Miles Beale, chief executive of the Wine and Spirit Trade Association, said his organisation had proposed many of these changes publicly beforehand.

“By introducing greater flexibility, wine producers and importers won’t be forced to do anything differently but will be able to innovate,” he added.

WineGB, the association for the English and Welsh wine industry, stated that the proposals are generally good news for English and Welsh winemakers.

A statement from the organisation added: “With specific regard to the increase in scope for the transformation of imported bulk wine we have received very strong assurances that any wine (or grapes) imported into the country and processed here will need to be labelled with the country of origin of the grapes.  

“So, whether wine is blended, carbonated, sweetened, de-alcoholised, it will not be allowed to be called British, English, Welsh.  This will close the door on the current ‘British Made Wine’ category, as these products will need to carry the origin of the grapes as their provenance.”

UK wine producers have undergone exponential growth in recent years, with brands like Chapel Down investing in transformational projects.

Last month, the southeast English winemaker received the green light to move operations to a facility that can produce nine million bottles by 2032. The project will cost £20m-£30m.

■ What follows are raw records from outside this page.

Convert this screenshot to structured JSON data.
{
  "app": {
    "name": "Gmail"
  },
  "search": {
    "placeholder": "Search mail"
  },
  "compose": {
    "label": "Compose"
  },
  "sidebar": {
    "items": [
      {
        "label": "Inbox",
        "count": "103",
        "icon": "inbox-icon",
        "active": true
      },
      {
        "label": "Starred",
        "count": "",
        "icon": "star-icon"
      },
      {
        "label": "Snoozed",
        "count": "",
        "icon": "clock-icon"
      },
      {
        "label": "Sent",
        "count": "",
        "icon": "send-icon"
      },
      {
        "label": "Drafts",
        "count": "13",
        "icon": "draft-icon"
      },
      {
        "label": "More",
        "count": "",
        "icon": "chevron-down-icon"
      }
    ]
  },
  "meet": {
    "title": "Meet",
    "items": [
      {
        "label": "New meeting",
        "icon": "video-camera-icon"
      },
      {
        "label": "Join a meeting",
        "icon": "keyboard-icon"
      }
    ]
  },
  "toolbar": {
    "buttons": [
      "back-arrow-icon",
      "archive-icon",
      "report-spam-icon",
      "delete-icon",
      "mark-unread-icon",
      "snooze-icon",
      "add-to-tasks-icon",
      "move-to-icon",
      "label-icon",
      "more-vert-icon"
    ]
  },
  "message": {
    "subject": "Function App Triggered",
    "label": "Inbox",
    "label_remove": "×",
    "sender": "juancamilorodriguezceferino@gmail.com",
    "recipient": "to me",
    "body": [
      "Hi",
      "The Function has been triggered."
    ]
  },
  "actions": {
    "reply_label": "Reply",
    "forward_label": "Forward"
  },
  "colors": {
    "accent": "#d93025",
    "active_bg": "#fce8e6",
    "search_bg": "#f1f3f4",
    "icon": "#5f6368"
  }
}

Chapel Down returned a net sales revenue of £15.6m and an operating profit of £1.7m in its fiscal 2022.